Items from an interface collection
------------------------

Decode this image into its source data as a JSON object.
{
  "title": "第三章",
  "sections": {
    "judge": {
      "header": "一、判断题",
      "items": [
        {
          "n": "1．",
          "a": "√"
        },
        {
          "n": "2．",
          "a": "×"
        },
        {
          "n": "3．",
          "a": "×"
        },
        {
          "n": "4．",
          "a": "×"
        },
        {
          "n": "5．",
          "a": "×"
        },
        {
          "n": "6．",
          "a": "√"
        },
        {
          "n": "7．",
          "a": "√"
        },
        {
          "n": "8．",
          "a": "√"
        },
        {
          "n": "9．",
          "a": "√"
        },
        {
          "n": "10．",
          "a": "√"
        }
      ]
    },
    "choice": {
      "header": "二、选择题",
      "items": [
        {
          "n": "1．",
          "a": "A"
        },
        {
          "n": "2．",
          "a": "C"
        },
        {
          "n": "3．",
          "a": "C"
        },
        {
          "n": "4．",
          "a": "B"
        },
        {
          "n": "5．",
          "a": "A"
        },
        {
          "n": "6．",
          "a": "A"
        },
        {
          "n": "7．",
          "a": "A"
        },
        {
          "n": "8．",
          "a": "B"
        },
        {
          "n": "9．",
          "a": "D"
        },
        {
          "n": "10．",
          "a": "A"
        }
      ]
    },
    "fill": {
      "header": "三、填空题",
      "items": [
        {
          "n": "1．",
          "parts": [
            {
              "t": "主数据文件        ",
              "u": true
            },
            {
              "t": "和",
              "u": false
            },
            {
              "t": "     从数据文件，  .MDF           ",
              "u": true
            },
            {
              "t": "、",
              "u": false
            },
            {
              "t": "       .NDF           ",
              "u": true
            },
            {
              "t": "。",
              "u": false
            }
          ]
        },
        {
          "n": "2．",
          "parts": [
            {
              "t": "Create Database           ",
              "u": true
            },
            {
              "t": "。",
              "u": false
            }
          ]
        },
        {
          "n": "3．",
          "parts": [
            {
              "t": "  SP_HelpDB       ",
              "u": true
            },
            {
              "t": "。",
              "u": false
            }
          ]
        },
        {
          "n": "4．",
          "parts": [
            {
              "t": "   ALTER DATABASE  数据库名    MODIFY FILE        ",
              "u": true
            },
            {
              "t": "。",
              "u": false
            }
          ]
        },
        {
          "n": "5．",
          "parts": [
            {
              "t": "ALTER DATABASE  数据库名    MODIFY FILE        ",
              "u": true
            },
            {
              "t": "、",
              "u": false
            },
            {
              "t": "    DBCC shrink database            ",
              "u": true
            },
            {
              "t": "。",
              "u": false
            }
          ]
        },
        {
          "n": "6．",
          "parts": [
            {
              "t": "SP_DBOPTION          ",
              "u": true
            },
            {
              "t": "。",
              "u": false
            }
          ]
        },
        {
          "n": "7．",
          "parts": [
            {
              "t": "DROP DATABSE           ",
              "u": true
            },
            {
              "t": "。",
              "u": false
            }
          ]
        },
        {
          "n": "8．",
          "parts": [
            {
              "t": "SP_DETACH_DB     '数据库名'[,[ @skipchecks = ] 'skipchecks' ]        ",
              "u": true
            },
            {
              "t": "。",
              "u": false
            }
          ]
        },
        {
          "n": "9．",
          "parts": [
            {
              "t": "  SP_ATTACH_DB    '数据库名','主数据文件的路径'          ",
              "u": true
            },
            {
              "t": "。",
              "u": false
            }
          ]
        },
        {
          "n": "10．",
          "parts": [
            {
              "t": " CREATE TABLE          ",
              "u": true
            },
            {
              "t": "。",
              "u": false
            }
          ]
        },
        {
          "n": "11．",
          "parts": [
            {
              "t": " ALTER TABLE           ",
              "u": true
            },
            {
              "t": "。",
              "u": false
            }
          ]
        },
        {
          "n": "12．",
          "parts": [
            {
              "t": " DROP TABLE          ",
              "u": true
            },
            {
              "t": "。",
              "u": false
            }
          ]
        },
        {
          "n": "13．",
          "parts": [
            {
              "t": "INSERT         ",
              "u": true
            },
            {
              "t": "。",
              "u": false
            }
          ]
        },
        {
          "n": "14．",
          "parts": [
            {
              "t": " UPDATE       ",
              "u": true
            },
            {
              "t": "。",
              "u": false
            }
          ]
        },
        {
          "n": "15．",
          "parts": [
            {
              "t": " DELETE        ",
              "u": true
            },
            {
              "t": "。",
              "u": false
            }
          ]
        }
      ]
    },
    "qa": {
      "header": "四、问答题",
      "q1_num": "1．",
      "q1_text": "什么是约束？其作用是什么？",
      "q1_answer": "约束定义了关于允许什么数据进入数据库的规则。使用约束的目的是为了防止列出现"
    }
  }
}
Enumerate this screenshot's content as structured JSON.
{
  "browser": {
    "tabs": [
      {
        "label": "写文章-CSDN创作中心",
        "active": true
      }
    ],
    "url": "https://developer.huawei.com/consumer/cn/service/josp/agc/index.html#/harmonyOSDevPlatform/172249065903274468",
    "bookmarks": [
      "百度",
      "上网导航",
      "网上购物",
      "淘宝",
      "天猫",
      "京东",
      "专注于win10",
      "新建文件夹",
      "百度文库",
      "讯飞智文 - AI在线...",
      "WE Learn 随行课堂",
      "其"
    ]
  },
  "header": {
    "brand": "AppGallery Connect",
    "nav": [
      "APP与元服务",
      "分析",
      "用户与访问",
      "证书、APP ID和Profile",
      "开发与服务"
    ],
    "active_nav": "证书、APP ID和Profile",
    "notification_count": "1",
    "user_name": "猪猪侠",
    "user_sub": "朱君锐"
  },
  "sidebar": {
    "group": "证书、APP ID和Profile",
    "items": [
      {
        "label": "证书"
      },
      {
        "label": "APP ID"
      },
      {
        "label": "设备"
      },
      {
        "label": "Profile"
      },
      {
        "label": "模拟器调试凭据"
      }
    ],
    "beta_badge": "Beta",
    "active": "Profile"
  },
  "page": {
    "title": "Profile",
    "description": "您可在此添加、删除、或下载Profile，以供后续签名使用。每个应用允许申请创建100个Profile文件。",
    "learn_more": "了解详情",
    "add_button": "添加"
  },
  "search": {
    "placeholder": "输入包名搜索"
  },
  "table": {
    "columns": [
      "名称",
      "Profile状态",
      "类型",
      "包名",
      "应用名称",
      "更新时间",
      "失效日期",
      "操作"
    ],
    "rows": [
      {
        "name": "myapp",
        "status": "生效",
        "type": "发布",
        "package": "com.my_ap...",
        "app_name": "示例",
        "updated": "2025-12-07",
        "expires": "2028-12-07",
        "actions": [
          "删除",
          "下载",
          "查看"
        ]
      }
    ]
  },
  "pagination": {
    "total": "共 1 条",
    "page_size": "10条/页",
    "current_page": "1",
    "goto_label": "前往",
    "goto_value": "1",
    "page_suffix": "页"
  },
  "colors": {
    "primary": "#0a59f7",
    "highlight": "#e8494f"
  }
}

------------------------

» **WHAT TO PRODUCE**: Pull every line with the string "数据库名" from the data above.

» **SOLUTION BELOW**:
              "t": "   ALTER DATABASE  数据库名    MODIFY FILE        ",
              "t": "ALTER DATABASE  数据库名    MODIFY FILE        ",
              "t": "SP_DETACH_DB     '数据库名'[,[ @skipchecks = ] 'skipchecks' ]        ",
              "t": "  SP_ATTACH_DB    '数据库名','主数据文件的路径'          ",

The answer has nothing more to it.